So You Want to Join a CSAApr 25th, 2012 | By Cecilia | Category: show tips, the show
Community Supported Agriculture (CSA) is a popular way for consumers to buy local, seasonal food directly from a farmer — and you’re finally ready to join one.
I asked Katie Kraemer Pitre of Tecolote Farm in Manor, Texas what questions someone ought to ask when choosing a farm and farmer from which to purchase a CSA subscription. She provided the following:
- How long is the commitment
- How many does a share feed, and
- How am I helping your farm?
When you join a CSA you are going into business with the farmer — usually on a season-by-season basis. The length of the season varies depending on where you live. The spring and summer season at Tecolote Farm, for example, is 18 weeks.
Your fee, often paid in full and in advance, underwrites the cost farmers incur when growing your food. Your share–many feed between two and four people for a week– is then delivered to your home or to a drop off site in your community on a specific day.
The fee you pay in advance allows the farmer to buy seeds and amendments for the season’s crops (as well as other farm expenses), but does not necessarily guarantee you will get a return on your investment. It is vital to keep in mind that when you subscribe to a CSA your are helping the farmer shoulder the risks and the rewards.
Because agriculture is affected by weather, pests, pestilence, and plain old fate, some shares may be sparse while others are abundant. The one thing you can depend on is your farmer’s commitment and dedication to growing you the best food they possibly can. You’ll always get something in your share, you just never know what or how much.
If you cannot live with that kind of uncertainty, this may not be a program for you.
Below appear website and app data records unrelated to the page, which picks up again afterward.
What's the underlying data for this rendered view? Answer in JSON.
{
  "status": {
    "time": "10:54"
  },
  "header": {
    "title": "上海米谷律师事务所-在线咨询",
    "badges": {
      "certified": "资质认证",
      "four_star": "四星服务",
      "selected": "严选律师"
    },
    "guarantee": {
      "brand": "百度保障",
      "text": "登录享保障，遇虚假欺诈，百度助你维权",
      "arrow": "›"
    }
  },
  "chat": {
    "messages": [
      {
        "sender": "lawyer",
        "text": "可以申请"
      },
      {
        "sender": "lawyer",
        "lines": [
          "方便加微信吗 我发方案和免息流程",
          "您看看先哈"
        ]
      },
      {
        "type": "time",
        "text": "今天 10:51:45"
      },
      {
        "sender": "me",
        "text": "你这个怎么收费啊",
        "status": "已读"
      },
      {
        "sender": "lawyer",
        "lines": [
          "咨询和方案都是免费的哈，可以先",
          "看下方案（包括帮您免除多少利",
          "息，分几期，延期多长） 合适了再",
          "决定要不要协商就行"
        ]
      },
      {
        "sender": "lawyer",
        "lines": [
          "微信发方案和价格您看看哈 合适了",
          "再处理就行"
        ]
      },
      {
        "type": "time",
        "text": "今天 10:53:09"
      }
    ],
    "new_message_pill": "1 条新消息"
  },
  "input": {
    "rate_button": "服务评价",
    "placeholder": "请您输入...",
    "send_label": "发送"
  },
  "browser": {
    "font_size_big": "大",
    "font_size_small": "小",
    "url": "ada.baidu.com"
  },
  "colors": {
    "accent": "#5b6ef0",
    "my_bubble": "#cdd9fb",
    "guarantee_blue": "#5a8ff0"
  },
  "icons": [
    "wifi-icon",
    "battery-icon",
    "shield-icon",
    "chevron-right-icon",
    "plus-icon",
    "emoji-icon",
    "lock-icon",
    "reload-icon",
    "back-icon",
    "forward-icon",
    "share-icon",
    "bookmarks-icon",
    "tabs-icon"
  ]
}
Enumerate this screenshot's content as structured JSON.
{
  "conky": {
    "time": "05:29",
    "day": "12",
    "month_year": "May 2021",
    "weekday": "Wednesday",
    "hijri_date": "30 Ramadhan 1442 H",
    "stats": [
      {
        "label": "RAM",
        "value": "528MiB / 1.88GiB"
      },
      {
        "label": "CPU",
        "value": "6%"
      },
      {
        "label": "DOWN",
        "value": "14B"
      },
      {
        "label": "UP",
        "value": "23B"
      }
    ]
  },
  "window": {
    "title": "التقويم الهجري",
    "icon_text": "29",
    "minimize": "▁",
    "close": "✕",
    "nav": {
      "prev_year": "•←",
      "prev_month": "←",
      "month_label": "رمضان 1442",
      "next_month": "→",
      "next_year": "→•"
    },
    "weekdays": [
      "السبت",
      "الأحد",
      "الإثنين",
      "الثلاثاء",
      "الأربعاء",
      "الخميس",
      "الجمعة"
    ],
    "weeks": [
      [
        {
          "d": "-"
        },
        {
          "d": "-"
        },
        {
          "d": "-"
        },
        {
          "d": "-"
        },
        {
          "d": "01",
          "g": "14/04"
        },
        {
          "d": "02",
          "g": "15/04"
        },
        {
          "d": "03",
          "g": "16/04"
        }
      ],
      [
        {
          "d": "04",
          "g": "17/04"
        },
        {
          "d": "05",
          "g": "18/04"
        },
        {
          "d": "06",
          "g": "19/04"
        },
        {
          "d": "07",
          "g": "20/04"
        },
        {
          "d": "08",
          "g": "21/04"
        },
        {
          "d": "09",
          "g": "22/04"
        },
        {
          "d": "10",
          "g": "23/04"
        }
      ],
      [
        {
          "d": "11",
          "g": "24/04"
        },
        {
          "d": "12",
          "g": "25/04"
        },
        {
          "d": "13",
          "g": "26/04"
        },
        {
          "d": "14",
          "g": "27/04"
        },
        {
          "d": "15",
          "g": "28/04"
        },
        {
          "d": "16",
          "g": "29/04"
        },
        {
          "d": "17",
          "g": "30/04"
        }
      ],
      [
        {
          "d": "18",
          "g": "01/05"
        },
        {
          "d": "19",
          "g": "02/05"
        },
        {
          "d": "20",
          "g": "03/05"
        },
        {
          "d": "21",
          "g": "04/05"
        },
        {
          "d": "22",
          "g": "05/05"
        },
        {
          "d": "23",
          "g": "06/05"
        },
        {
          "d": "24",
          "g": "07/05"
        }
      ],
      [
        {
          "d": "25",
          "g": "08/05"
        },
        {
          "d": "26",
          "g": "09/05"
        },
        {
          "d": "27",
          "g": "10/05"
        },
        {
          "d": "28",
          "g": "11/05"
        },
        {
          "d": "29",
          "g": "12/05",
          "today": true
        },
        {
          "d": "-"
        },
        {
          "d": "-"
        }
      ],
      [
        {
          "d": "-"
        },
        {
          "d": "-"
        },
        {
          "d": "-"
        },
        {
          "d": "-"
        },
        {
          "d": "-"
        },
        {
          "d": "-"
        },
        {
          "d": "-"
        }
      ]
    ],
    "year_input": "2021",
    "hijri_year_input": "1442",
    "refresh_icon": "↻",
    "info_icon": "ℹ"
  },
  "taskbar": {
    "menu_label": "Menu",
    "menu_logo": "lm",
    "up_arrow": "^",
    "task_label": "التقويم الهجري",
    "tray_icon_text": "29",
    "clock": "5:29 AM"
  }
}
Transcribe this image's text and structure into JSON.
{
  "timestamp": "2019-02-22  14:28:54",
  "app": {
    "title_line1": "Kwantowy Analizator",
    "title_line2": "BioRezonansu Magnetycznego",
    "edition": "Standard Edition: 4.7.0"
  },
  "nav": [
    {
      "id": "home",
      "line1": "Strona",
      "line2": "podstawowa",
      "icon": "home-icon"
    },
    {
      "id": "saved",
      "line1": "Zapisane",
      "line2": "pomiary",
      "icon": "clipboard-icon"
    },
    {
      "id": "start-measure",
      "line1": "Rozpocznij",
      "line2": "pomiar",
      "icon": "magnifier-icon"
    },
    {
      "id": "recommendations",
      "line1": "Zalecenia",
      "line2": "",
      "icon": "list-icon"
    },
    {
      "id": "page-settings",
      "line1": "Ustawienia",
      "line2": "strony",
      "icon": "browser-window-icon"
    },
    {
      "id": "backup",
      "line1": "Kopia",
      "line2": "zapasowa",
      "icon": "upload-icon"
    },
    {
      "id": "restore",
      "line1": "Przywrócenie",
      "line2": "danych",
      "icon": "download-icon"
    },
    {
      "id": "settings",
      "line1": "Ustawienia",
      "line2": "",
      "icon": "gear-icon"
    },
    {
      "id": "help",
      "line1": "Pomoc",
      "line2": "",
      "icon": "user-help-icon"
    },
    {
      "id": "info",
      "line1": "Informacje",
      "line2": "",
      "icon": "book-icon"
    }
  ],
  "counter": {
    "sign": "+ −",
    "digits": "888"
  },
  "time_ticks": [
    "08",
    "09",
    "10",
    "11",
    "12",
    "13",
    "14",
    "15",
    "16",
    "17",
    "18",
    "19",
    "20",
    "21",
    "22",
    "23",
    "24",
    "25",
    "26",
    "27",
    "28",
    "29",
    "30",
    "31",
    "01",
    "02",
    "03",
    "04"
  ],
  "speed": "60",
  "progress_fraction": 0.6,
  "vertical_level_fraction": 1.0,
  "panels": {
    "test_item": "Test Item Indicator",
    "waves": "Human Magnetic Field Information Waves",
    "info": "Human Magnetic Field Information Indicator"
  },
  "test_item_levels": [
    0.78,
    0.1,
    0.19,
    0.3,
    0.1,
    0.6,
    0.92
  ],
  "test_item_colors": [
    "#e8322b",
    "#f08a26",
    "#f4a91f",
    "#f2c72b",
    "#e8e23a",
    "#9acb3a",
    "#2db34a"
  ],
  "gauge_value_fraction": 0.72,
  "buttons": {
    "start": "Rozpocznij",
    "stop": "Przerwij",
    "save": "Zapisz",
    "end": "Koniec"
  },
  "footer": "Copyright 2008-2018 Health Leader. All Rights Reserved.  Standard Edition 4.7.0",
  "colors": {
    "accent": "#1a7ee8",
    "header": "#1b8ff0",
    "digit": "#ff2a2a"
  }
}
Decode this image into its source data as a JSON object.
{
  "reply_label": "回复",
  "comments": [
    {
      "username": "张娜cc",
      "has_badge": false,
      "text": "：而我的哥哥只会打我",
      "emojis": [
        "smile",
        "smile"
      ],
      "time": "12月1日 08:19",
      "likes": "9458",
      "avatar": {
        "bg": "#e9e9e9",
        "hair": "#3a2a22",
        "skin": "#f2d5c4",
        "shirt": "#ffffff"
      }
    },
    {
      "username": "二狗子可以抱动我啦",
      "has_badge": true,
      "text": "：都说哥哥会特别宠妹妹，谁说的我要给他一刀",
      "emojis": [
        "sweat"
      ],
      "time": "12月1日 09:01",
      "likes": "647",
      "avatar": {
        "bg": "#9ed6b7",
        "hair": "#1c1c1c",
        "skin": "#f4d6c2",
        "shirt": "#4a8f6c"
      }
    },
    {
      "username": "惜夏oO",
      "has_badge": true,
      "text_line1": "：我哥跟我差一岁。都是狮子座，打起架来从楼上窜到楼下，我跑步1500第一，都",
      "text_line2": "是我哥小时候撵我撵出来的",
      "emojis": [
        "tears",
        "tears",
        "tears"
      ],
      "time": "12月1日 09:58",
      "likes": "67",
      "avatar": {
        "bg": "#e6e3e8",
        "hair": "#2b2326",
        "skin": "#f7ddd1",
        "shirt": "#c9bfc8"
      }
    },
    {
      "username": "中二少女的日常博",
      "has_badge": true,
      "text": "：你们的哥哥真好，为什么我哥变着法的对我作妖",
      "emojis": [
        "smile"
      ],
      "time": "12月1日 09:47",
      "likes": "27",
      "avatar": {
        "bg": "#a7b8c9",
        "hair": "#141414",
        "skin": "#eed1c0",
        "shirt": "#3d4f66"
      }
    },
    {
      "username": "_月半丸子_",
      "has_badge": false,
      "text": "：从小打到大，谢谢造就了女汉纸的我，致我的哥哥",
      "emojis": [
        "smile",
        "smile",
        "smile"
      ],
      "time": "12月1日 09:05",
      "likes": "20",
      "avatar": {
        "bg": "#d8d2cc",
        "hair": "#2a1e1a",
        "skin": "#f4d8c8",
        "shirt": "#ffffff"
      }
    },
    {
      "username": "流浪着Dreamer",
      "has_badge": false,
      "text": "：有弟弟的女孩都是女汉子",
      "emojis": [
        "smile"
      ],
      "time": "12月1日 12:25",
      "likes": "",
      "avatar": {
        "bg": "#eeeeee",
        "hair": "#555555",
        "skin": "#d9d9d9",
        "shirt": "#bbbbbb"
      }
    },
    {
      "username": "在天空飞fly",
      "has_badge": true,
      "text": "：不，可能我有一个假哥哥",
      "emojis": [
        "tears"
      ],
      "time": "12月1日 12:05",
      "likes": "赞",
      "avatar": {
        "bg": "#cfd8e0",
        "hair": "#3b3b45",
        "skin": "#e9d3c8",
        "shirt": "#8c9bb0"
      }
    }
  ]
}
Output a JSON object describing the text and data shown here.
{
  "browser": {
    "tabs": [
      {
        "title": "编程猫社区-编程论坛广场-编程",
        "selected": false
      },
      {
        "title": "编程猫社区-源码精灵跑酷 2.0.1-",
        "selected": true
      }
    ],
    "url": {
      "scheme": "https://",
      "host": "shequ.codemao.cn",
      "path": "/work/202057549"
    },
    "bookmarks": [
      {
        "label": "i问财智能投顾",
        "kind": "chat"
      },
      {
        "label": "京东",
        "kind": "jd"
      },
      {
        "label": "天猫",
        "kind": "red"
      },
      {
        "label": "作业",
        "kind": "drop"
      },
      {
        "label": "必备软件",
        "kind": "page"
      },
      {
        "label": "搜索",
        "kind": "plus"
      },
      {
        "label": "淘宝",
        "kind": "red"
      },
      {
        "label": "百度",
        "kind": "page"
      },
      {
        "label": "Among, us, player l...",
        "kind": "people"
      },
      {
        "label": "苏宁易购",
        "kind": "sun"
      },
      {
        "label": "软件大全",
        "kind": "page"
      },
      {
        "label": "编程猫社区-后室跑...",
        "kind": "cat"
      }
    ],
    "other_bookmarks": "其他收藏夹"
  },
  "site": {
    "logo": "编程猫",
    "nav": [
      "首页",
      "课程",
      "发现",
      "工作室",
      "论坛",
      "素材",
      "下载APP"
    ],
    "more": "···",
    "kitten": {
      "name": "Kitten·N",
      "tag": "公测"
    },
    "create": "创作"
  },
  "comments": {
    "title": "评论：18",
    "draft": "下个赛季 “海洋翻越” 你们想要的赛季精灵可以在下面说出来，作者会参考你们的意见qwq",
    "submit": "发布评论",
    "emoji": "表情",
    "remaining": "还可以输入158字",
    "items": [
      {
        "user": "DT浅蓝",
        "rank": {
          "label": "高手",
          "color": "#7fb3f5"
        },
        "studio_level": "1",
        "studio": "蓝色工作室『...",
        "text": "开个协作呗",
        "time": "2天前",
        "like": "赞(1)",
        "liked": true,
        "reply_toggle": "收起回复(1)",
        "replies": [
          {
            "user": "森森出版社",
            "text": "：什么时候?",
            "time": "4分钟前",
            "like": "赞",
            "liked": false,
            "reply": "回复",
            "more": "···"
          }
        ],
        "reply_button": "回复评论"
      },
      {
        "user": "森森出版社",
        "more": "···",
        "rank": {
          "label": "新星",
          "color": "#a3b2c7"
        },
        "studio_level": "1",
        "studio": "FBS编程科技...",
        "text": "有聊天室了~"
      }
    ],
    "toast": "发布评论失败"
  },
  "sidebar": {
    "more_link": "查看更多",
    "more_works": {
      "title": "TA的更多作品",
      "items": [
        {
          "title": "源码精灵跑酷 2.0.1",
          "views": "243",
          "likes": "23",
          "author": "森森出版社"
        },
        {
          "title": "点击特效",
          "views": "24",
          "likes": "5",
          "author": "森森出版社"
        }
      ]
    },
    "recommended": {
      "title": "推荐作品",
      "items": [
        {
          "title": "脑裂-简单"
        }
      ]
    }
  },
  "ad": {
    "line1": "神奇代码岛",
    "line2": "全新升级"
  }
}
However, if you’re willing to take a chance on a farmer, you’ll end up with some of the freshest, best tasting food you’ve ever had, and know exactly where it came from, how it was grown, and who made it possible.
Isn’t that worth a little risk?